The Trademark Registration Process and Timeline
Lawyer Consultation to Filing
Once you decide to work with us after consultation with a lawyer, we run a conflict search of a mark you submitted. After the mark is cleared, we proceed with filings.
Initial Filing To The First Review
The federal trademark application and registration process are a long and tedious one, sometimes taking anywhere from several months to several years. After filing for your trademark, the United States Patent and Trademark Office, or USPTO, could take about three months just to simply review your application. From there, your application could be approved and the USPTO publishes the trademark, or the Examiner could find some errors in your application and sends out Office Action.
The USPTO issues Office Action if there are any issues with the application that prevents it from being approved. An office action is an opinion letter from the USPTO stating they have a reason (or reasons!) to reject your application.
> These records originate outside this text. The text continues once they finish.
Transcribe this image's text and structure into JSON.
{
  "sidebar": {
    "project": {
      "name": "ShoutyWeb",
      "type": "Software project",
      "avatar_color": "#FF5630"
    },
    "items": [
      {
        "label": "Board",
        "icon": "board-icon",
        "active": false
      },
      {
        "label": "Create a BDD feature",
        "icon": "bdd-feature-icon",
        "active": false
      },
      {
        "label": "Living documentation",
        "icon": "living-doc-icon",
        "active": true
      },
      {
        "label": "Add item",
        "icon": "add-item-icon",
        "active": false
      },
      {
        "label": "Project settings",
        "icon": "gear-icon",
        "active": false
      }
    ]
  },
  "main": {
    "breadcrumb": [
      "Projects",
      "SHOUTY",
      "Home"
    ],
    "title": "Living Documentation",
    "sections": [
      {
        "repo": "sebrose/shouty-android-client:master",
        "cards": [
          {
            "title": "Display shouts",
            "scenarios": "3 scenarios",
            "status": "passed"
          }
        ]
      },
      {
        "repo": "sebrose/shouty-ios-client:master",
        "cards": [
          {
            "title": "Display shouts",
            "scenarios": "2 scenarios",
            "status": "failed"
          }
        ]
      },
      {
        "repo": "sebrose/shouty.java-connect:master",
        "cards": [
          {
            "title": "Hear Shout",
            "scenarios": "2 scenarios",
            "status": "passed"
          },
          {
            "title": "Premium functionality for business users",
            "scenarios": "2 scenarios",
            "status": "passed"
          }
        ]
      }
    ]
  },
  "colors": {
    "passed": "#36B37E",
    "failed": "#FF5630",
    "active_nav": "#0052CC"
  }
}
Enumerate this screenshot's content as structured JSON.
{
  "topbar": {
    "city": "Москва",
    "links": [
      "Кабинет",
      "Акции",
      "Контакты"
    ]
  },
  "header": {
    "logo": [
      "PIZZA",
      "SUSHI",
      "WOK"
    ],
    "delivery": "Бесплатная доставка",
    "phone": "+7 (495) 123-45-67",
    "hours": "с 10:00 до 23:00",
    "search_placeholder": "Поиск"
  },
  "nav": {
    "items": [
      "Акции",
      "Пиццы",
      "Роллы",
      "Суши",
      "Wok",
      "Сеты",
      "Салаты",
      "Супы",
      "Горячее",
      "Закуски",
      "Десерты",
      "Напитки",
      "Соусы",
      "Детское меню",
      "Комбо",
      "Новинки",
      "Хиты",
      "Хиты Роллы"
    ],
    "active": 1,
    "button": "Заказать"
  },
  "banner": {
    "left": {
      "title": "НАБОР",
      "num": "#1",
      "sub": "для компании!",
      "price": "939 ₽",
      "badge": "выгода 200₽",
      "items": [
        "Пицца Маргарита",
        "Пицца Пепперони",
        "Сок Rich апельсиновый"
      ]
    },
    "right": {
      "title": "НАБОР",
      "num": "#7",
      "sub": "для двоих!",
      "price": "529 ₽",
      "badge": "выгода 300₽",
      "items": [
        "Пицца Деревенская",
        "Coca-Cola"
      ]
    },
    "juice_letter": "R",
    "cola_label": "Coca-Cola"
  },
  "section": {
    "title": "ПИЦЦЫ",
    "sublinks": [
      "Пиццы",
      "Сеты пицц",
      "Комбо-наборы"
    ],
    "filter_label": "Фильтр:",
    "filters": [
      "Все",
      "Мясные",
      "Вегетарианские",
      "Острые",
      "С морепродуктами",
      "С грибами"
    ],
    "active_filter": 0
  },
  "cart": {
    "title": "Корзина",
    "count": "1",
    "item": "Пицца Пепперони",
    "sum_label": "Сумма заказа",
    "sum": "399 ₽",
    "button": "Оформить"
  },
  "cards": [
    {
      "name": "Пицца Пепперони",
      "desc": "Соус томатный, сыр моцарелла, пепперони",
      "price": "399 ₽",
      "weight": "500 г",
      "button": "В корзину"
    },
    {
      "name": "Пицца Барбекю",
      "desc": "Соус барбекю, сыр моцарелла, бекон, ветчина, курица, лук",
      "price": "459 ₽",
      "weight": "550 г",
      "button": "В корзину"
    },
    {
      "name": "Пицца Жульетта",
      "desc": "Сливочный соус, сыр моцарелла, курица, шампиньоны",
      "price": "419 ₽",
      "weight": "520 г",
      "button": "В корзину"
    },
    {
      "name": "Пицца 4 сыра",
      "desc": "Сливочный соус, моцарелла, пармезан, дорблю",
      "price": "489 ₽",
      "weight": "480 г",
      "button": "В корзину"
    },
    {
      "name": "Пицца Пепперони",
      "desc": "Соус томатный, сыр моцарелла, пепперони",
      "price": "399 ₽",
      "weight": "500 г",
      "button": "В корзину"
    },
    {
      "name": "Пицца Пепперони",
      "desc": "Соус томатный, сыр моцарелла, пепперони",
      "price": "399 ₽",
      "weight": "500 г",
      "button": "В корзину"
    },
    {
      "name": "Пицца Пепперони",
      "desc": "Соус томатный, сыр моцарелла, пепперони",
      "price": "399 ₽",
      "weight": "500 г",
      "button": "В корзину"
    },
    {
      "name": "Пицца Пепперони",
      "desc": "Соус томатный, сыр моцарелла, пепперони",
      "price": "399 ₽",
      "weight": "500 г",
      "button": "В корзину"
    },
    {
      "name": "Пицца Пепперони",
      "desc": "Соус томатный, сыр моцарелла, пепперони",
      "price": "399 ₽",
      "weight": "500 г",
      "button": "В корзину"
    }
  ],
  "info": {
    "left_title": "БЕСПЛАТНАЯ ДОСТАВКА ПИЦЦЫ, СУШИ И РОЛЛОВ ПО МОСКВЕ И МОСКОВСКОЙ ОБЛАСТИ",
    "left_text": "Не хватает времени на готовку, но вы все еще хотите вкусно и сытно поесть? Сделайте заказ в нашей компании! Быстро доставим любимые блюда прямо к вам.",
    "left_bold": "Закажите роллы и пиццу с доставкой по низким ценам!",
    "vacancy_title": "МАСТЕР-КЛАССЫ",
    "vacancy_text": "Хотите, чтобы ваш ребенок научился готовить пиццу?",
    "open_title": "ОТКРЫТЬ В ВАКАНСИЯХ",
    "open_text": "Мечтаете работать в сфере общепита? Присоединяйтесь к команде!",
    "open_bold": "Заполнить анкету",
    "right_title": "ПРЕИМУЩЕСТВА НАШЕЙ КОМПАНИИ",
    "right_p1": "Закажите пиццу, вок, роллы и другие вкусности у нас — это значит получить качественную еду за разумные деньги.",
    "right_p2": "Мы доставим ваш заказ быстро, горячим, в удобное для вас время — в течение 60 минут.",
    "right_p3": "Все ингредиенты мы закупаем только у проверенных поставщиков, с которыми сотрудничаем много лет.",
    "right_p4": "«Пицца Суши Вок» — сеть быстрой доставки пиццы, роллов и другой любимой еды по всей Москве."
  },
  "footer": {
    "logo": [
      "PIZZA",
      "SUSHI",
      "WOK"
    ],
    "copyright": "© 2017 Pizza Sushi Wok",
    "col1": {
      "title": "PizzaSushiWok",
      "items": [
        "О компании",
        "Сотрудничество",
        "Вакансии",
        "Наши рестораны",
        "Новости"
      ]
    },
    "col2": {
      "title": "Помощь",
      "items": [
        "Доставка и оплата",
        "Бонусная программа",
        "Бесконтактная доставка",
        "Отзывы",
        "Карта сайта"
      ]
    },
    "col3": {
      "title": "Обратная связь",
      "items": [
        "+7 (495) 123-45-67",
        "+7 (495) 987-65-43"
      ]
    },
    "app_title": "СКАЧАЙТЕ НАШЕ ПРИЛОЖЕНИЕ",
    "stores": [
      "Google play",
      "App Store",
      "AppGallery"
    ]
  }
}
A lot of people use document preparation companies like Legalzoom to save the cost but end up getting a lawyer's help due to office actions. If you receive an Office Action, you will have six months to respond and correct your errors. Failure to respond in six months will result in your application being considered “abandoned,” and you will need to start the process again with a new application. After reviewing your response, the Examiner reviews whether your response is satisfactory. If not, a second or final Office Action will be sent out about one to two months and the process in the first office action repeats. If you have received a final Office Action, you will have 6 months to request a reconsideration of the final action or file a Notice of Appeal with the Trademark Trial and Appeal Board. Because of this, it is crucial that your application is filled out correctly because this process could delay your application by roughly a year.
The Opposition Period
Once one to two months have passed after all Office Actions have been resolved, your application enters a stage called “The Opposition Period”. At this time, your application will be published in the official journal of the USPTO (the Official Gazette). Your application will be able to be viewed by the public, and it gives 30 days for anyone to oppose your mark. Opposing third-parties can also request to have the opposition period extended, delaying your trademark even longer. (e.g. DC Comics opposed to Rihanna's first name 'Robyn' arguing it is confusingly similar to their Batman sidekick Robin)
Certificate of Registration and Renewal
If there is no opposition to your trademark, your mark will be federally registered with the USPTO within about two to three months and you will receive your Certificate of Registration, but the process doesn’t end there. Between years five and six after registration, a Declaration of Continued Use must be filed in order to prove that you are still using your mark in commerce. Failure to file at this time could result in the cancellation of your federal trademark registration. Between years nine and ten after registration, another Declaration of Continued Use must be filled out, along with an Application for Renewal.
In conclusion, it takes 8 months to several years to register a trademark. Make sure you apply to register a distinctive mark, one that is unique, easily recognizable, and has no dictionary meaning or significance except as a trademark. Also, seek help when filling out your application from an intellectual property attorney. Filing with an attorney increases the chance of trademark registrations. Experienced trademark attorneys can file your application in the best way possible in order to get your mark the protection and strength it needs to get through the registration process with as few delays as possible.
Intern, Claudia Anna Suszczynska